BrooksNYC said...

Am transported by these. Thank you.

"Sail Right In and Have Some Fun!"

This line. Something about it breaks my heart.

Ken Mac said...

Cream chicken on toast sounds damn fine to me. Watching an old D Hoffman movie last night, Straight Time. In one scene he drinks coffee outside a converted McDonalds that sells "fried livers and gizzards." I dare you to find that in LA today.

ShatteredMonocle said...

amazing:
http://digitalgallery.nypl.org/nypldigital/dgkeysearchdetail.cfm?trg=1&strucID=1835886&imageID=1687385&parent_id=1835753&word=&snum=&s=&notword=&d=&c=&f=&k=0&sScope=&sLevel=&sLabel=&total=1&num=0&imgs=20&pNum=&pos=1

esquared said...

new york magazine also dug manhattan menus of 30 years ago...

http://newyork.grubstreet.com/2009/07/how_different_did_manhattans_m.html

Emily Hannah! said...

You can visit the menu collection at NYPL, too. There's something like 100,000 of them there!

Marty Wombacher said...

I love the imagery on these menus! Great post and now I'm hungry for sugar-cured ham steak.

Kurt said...

Great menus. I like how Dempsey's turns Manhattan into a red paramecium; the "can do" lumberjack ready to clear-cut California; and Neptune at the King of the Sea, whose guts seem to be exploding, startling the fish!

Diana @ Appetite for China said...

The LA Public Library also has a great menu collection online, and it's even searchable by cuisine.

http://www.lapl.org/resources/en/menu_collection.html

Lrs said...

these are the posts i love. why dont you do some current menus? the ones you like, & the ones you dont! it would be nice to compare. douteful that they are as graphic & beautiful as the ones i see here. thankyou "J"

Jeremiah Moss said...

thanks for all the great menu links. you can really get lost just surfing through this stuff.

Tricia said...

The Nut club menu is a find! It says "the Night club that Made Greenwich Village Famous." One section even has testimonials from celebs of the day from Mae West to the Do Re Mi Trio(?). It was at 99 7th Ave So where the Garage is now.
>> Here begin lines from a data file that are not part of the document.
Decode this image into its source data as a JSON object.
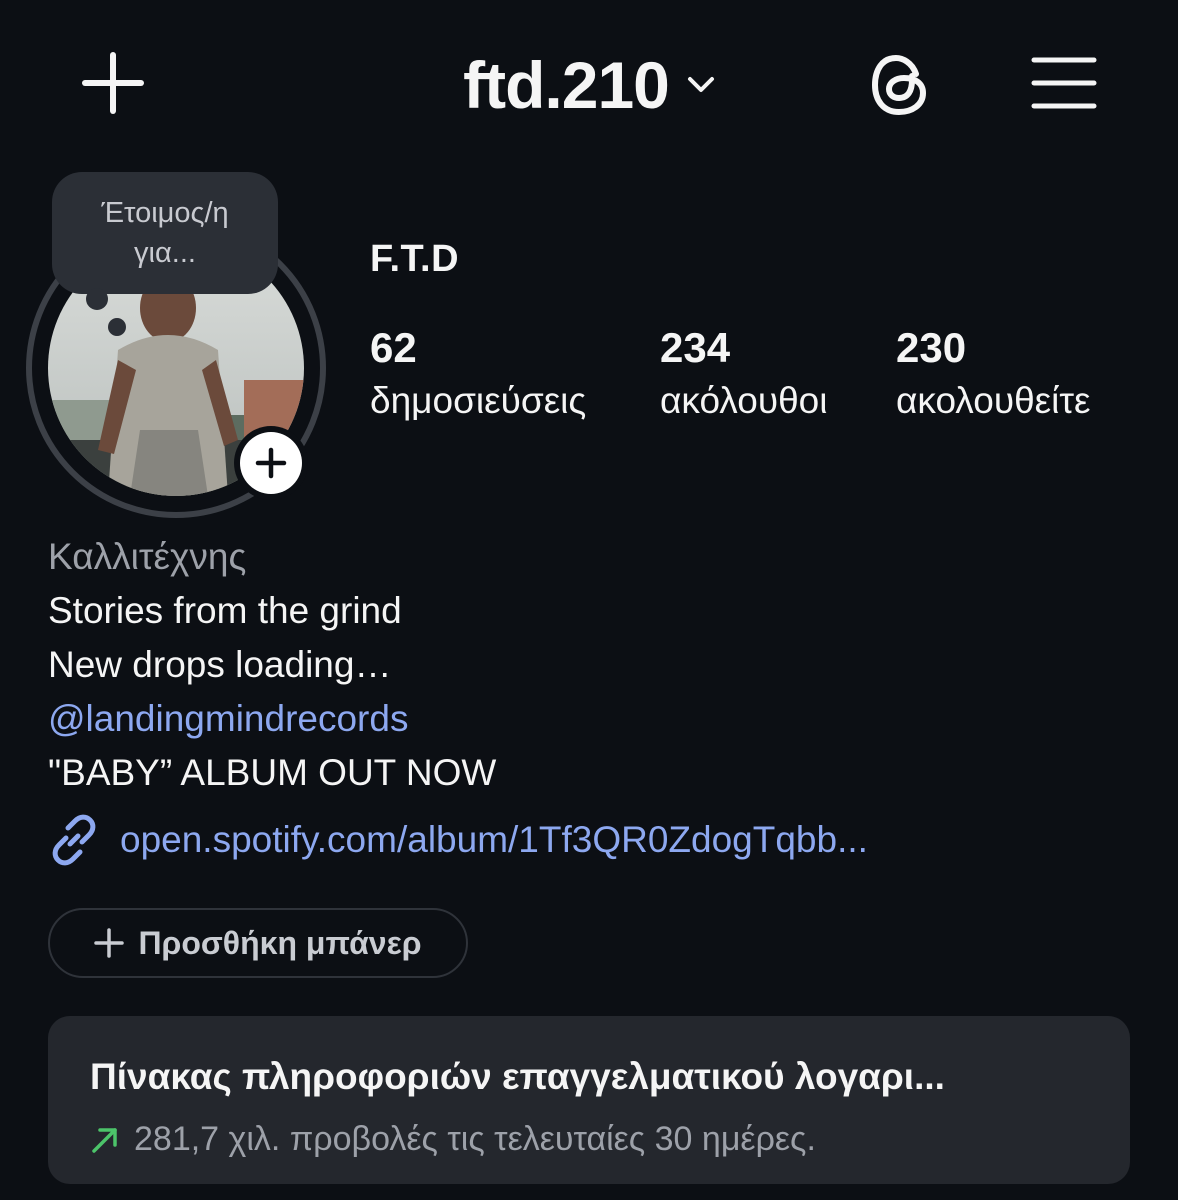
{
  "header": {
    "username": "ftd.210",
    "icons": {
      "new_post": "plus-icon",
      "switch_account": "chevron-down-icon",
      "threads": "threads-icon",
      "menu": "hamburger-menu-icon"
    }
  },
  "profile": {
    "note": "Έτοιμος/η για...",
    "display_name": "F.T.D",
    "stats": {
      "posts": {
        "count": "62",
        "label": "δημοσιεύσεις"
      },
      "followers": {
        "count": "234",
        "label": "ακόλουθοι"
      },
      "following": {
        "count": "230",
        "label": "ακολουθείτε"
      }
    }
  },
  "bio": {
    "category": "Καλλιτέχνης",
    "line1": "Stories from the grind",
    "line2": "New drops loading…",
    "mention": "@landingmindrecords",
    "line4": "\"BABY” ALBUM OUT NOW",
    "link": "open.spotify.com/album/1Tf3QR0ZdogTqbb..."
  },
  "banner": {
    "label": "Προσθήκη μπάνερ"
  },
  "dashboard": {
    "title": "Πίνακας πληροφοριών επαγγελματικού λογαρι...",
    "stat": "281,7 χιλ. προβολές τις τελευταίες 30 ημέρες."
  },
  "colors": {
    "background": "#0c0f14",
    "link": "#8da8f0",
    "trend_up": "#4cc46a",
    "card": "#24272d"
  }
}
Makes me wonder how many clubs have been there in the intervening years?

Yojimbot said...

when are we going to Leon & Eddie's?!<!<

Jeremiah Moss said...

we're going to Leon and Eddie's very soon. probably next week.

mingusal said...

A Moscow Mule is vodka, ginger beer, and lime served in a copper mug. A very popular drink of the WWII and 1950s eras, it's still quite popular in some quarters. My father has one (or so) pretty much every evening during the summer.

From Life Magazine, 1950:
http://books.google.com/books?id=50oEAAAAMBAJ&lpg=PA53&dq=moscow%20mule&pg=PA54#v=onepage&q=moscow%20mule&f=false

Jeremiah Moss said...

Mingusal, thanks for the research. i am definitely going to try one.

joel said...

I love looking at the old menus. Luchows was one of my favorites back in the early 1960s.

Readers should be aware that the prices in 1951 need to be multiplied by $8.51 for every $ to see what the cost was to diners in 1951. For example, if an entree is listed on a menu of Luchows at $3.50, for, say, roast goose, in 2009 dollars, that is $29.75.

In other words, don't read those prices without adjusting them for inflation. Someone making $10,000 a year in 1951 had the spending power of a person making $85,000 a year in 2009.

Joel Baumwoll/NYC

Jeremiah Moss said...

i am also fascinated by the Nut Club.

Jill said...

I was given a copy of the new NY Times Cookbook, and the recipes are ordered by date they appeared in the newspaper rather than grouped by ingredient or type (though there are the larger typical sections--appetizers, meats, fish etc). In some cases she transcribes the original recipe from the 19th century, which was often one long sentence without measures or specifics. It is a great read and I am working on cooking the older recipes that fascinate me.

redgirl said...

These are just fantastic - do you have any more you can post? Or maybe two of the same, then and now?

Matt said...

This post is terrific -- I know it's an old one, but I came across it searching for "old new york menus". The city needs to feature more amazing dishes from the past -- I think we're doing better of late featuring cocktails from earlier eras.

Have you done another other posts of old NY menus or have plans to do so?

I'll be adding you to my blogroll!

Best,
Matt